> WORK INSTRUCTIONS
Please retype every entry, keeping each one exactly as written.

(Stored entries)
"""

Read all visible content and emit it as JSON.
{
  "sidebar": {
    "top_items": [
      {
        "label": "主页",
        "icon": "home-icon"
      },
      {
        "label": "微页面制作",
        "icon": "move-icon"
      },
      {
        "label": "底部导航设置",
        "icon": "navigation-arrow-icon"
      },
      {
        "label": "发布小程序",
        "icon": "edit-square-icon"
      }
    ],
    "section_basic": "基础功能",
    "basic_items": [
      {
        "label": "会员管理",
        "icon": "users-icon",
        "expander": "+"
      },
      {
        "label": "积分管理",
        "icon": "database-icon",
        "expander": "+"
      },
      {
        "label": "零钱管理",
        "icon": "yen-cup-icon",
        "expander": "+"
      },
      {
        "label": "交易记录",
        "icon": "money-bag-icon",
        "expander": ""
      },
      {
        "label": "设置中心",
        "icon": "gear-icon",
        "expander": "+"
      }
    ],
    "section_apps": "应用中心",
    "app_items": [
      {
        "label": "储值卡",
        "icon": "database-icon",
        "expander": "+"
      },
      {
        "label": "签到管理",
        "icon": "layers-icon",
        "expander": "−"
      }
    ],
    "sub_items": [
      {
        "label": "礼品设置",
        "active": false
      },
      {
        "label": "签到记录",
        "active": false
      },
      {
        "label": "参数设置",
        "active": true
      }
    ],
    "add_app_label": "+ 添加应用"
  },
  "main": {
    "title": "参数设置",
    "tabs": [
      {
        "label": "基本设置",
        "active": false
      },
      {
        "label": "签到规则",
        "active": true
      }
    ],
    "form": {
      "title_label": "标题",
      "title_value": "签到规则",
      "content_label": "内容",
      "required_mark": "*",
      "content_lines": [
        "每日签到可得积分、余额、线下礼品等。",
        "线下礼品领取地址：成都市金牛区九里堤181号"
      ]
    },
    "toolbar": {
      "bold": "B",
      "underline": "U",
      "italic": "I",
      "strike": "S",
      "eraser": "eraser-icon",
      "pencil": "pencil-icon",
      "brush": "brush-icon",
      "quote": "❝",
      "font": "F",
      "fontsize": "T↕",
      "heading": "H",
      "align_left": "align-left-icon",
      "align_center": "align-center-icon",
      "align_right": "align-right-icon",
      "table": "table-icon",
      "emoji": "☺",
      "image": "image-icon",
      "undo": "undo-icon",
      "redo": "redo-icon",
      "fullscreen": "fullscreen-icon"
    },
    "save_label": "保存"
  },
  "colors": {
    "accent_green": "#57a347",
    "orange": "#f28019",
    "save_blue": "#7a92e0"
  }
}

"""

> RESPONSE AREA
Read all visible content and emit it as JSON.
{
  "sidebar": {
    "top_items": [
      {
        "label": "主页",
        "icon": "home-icon"
      },
      {
        "label": "微页面制作",
        "icon": "move-icon"
      },
      {
        "label": "底部导航设置",
        "icon": "navigation-arrow-icon"
      },
      {
        "label": "发布小程序",
        "icon": "edit-square-icon"
      }
    ],
    "section_basic": "基础功能",
    "basic_items": [
      {
        "label": "会员管理",
        "icon": "users-icon",
        "expander": "+"
      },
      {
        "label": "积分管理",
        "icon": "database-icon",
        "expander": "+"
      },
      {
        "label": "零钱管理",
        "icon": "yen-cup-icon",
        "expander": "+"
      },
      {
        "label": "交易记录",
        "icon": "money-bag-icon",
        "expander": ""
      },
      {
        "label": "设置中心",
        "icon": "gear-icon",
        "expander": "+"
      }
    ],
    "section_apps": "应用中心",
    "app_items": [
      {
        "label": "储值卡",
        "icon": "database-icon",
        "expander": "+"
      },
      {
        "label": "签到管理",
        "icon": "layers-icon",
        "expander": "−"
      }
    ],
    "sub_items": [
      {
        "label": "礼品设置",
        "active": false
      },
      {
        "label": "签到记录",
        "active": false
      },
      {
        "label": "参数设置",
        "active": true
      }
    ],
    "add_app_label": "+ 添加应用"
  },
  "main": {
    "title": "参数设置",
    "tabs": [
      {
        "label": "基本设置",
        "active": false
      },
      {
        "label": "签到规则",
        "active": true
      }
    ],
    "form": {
      "title_label": "标题",
      "title_value": "签到规则",
      "content_label": "内容",
      "required_mark": "*",
      "content_lines": [
        "每日签到可得积分、余额、线下礼品等。",
        "线下礼品领取地址：成都市金牛区九里堤181号"
      ]
    },
    "toolbar": {
      "bold": "B",
      "underline": "U",
      "italic": "I",
      "strike": "S",
      "eraser": "eraser-icon",
      "pencil": "pencil-icon",
      "brush": "brush-icon",
      "quote": "❝",
      "font": "F",
      "fontsize": "T↕",
      "heading": "H",
      "align_left": "align-left-icon",
      "align_center": "align-center-icon",
      "align_right": "align-right-icon",
      "table": "table-icon",
      "emoji": "☺",
      "image": "image-icon",
      "undo": "undo-icon",
      "redo": "redo-icon",
      "fullscreen": "fullscreen-icon"
    },
    "save_label": "保存"
  },
  "colors": {
    "accent_green": "#57a347",
    "orange": "#f28019",
    "save_blue": "#7a92e0"
  }
}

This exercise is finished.